raspberry jam (or apricot jam or apricot lekvar)
Put cream cheese, butter, sugar and flour in a mixing bowl. Mix the butter and cream into the flour and sugar until a soft dough forms.
Divide the dough into three equal pieces. Place each portion of dough onto its own large-ish piece of parchment paper or waxed paper. Shape each portion of dough into a rough square and flatten to a 1/2″. Wrap up the dough squares in their pieces of paper, place the wrapped dough packages on a sheet pan and stick it in the refrigerator. Chill it overnight (2 hours at least, but I go with overnight because I find it less exhausting to make that way).
When you are ready to roll (literally), get out your rolling pin and line your work surface with parchment paper. Set up bowl of raisins, cinnamon sugar, jam, chopped nuts and mini chocolate chips.
Roll out one section of dough at a time. Roll out the dough between two pieces of parchment paper (waxed paper is good, too). Flour the surface to prevent sticking, as needed. You can also use my paternal grandmother’s trick of using powdered sugar to dust the work surface and prevent sticking. I have also heard of rolling out the dough over a sprinkle of cinnamon sugar.

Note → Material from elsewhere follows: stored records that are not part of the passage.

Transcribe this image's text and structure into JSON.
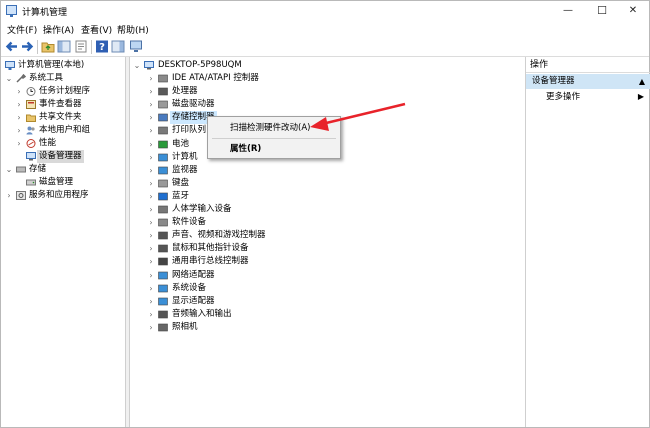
{
  "window": {
    "title": "计算机管理",
    "min": "—",
    "max": "☐",
    "close": "✕"
  },
  "menu": [
    "文件(F)",
    "操作(A)",
    "查看(V)",
    "帮助(H)"
  ],
  "left_tree": {
    "root": "计算机管理(本地)",
    "system_tools": "系统工具",
    "items": [
      "任务计划程序",
      "事件查看器",
      "共享文件夹",
      "本地用户和组",
      "性能",
      "设备管理器"
    ],
    "storage": "存储",
    "disk_mgmt": "磁盘管理",
    "services": "服务和应用程序"
  },
  "device_tree": {
    "root": "DESKTOP-5P98UQM",
    "items": [
      "IDE ATA/ATAPI 控制器",
      "处理器",
      "磁盘驱动器",
      "存储控制器",
      "打印队列",
      "电池",
      "计算机",
      "监视器",
      "键盘",
      "蓝牙",
      "人体学输入设备",
      "软件设备",
      "声音、视频和游戏控制器",
      "鼠标和其他指针设备",
      "通用串行总线控制器",
      "网络适配器",
      "系统设备",
      "显示适配器",
      "音频输入和输出",
      "照相机"
    ]
  },
  "context_menu": {
    "scan": "扫描检测硬件改动(A)",
    "props": "属性(R)"
  },
  "actions": {
    "header": "操作",
    "selected": "设备管理器",
    "more": "更多操作"
  },
  "colors": {
    "arrow": "#e8232a",
    "selection": "#cfe5f6",
    "accent": "#3b6fb6"
  }
}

Roll each piece of dough into a 12″ circle. Use a pizza cutter to cut the circle into 16 narrow triangles. Spread the surface of the dough with a thin layer of jam, leaving a 1/2″ border on the edges and a bare 1″ circle in the center. Be fairly stingy because excess jam will just leak out and burn when you go to bake the rugelach. Sprinkle over some nuts, cinnamon sugar, raisins and chocolate chips. Don’t pile on a lot, be discreet; excess filling will make the dough hard to roll up.
Roll up each triangle from the wide end to the point to make a crescent shape.
Place each crescent on a baking sheet that has been lined with parchment paper or nonstick foil.
Before baking the rugelach, chill them for a half hour in the refrigerator.
Bake until light gold, 350 degrees for 20 minutes.
Makes 4 dozen rugelach.
Note: If you can’t handle rolling out three 12″ circles, you can divide the dough in quarters and roll out four 9″ circles. But my grandmother rolled out the larger circles. The yeast dough rugelach pictured above was made from a 15″ circle cut into 16 wedges. You get lots of flaky layers this way.